Spouse
Joanna E. Pringle (née Brooke Johnson)
(m. 1985)

Paul Pringle (born 1956) is an American investigative journalist for the Los Angeles Times[1] and author of the July 2022 book Bad City: Peril and Power in the City of Angels (Celadon Books, 2022).

Biography[edit]

He earned a B.A. from Cal State Northridge in 1978,[2] majoring in political science and journalism, and the next year received a master's degree in journalism from Penn State, where he was a columnist for The Daily Collegian.

Before joining the Los Angeles Times in 2001, Pringle worked as West Coast bureau chief for The Dallas Morning News from 1998 to 2001 and as Los Angeles bureau chief for Copley News Service from 1984 to 1998. He also worked as a stringer for The Tampa Tribune and taught journalism part-time at Cal State Northridge.

Career[edit]

Pringle is an investigative reporter at the Los Angeles Times. He has covered stories that include the 2004 California wildfires, exposing corruption in the Service Employees International Union, misspending in Los Angeles's community colleges, corruption in Bell, California, abuses by the Coliseum Commission, drug use by former USC Keck School of Medicine Dean Carmen Puliafito and a subsequent lack of response by the Pasadena Police Department, and the alleged abuse of women by USC gynecologist George Tyndall.[3]

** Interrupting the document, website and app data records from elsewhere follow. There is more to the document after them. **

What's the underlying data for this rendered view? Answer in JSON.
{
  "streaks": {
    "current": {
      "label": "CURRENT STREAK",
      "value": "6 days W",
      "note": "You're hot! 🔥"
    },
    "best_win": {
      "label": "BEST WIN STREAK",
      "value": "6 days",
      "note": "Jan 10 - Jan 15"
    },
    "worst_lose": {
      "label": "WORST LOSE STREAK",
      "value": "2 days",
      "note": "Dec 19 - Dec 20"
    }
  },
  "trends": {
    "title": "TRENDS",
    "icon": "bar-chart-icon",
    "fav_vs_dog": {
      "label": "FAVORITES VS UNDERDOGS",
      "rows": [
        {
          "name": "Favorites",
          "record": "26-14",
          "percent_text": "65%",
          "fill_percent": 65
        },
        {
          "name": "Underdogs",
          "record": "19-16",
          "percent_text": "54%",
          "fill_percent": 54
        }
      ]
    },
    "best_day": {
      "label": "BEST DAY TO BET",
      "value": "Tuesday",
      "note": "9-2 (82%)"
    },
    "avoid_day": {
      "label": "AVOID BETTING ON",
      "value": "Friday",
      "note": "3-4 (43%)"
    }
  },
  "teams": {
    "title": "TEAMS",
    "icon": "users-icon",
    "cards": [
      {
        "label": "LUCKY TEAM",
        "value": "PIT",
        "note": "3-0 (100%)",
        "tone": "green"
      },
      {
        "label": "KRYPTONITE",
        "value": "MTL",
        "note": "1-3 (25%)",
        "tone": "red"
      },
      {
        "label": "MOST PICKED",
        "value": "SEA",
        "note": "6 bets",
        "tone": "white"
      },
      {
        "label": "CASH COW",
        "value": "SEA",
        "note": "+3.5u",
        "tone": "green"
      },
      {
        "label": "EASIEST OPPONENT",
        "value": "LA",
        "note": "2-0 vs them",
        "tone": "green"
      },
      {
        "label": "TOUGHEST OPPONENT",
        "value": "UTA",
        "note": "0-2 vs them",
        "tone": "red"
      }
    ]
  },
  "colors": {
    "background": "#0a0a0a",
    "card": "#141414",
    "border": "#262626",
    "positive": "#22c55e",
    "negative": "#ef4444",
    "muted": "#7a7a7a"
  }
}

His book, Bad City: Peril and Power in the City of Angels, is a behind-the-scenes look at his investigation into Puliafito and the consequent exposure of corruption at USC, the Pasadena Police Department, and the Los Angeles Times. The book was published by Celadon Books in 2022. It describes his year-long struggle to get the story of Puliafito's drug-fueled sexual activities published. Pringle's reporting on the case began with a March 2016 overdose incident, but his superiors at the Times refused to publish the story, because they did not want to offend USC.[4] He and colleagues persisted, continuing to research the case, until the Times finally published the report in July 2017, long after Puliafito had resigned as dean.[5] Katie Benner of the New York Times said that "Pringle’s fast-paced book is a master class in investigative journalism," adding "Pringle delivers his account in a torrent of sharp storytelling and righteous score-settling that might seem petty if the stakes were not so grave."[4]

Awards[edit]

References[edit]

  1. ^ Paul Pringle (2009-05-31). "USC stays silent about NCAA investigation - latimes". Articles.latimes.com. Retrieved 2016-12-06.
  2. ^ Ali, Leena (April 22, 2019). "CSUN Alumnus Wins Pulitzer Prize for Investigative Journalism". Csunshinetoday.csun.edu. Retrieved April 23, 2019.
  3. ^ a b "Paul Pringle". Los Angeles Times.
  4. ^ a b Benner, Katie (July 13, 2022). "Book review: U.S.C. Sex Scandals and the Paper That Tried to Cover Them Up". The New York Times. Retrieved 14 July 2022.
  5. ^ "An overdose, a young companion, drug-fueled parties: The secret life of a USC med school dean". Los Angeles Times. July 17, 2017. Retrieved 14 July 2022.
  6. ^ a b "Pulitzer Prize Winners". Pulitzer.org. Retrieved 25 November 2021.
  7. ^ Joe Mozingo (February 17, 2009). "Times' Paul Pringle wins George Polk Award for SEIU stories - latimes". Articles.latimes.com. Retrieved 2016-12-06.
  8. ^ "Paul Pringle wins Polk Award for labor reporting". Latimesblogs.latimes.com. 17 February 2009. Retrieved 6 December 2016.
  9. ^ "SPJ/LA Announces Journalism Award Winners « Society of Professional Journalists – Greater Los Angeles Chapter". 23 January 2010. Archived from the original on 2010-01-23. Retrieved 25 November 2021.
  10. ^ "The Pulitzer Prizes". Pulitzer.org. Retrieved 2016-12-06.
  11. ^ "Los Angeles Times wins Bingham Prize for "Billions to Spend"". Nieman.harvard.edu. Retrieved 25 November 2021.
  12. ^ "The Los Angeles Times Wins 29th Annual Brechner Award – Brechner Center for Freedom of Information". Brechner.org.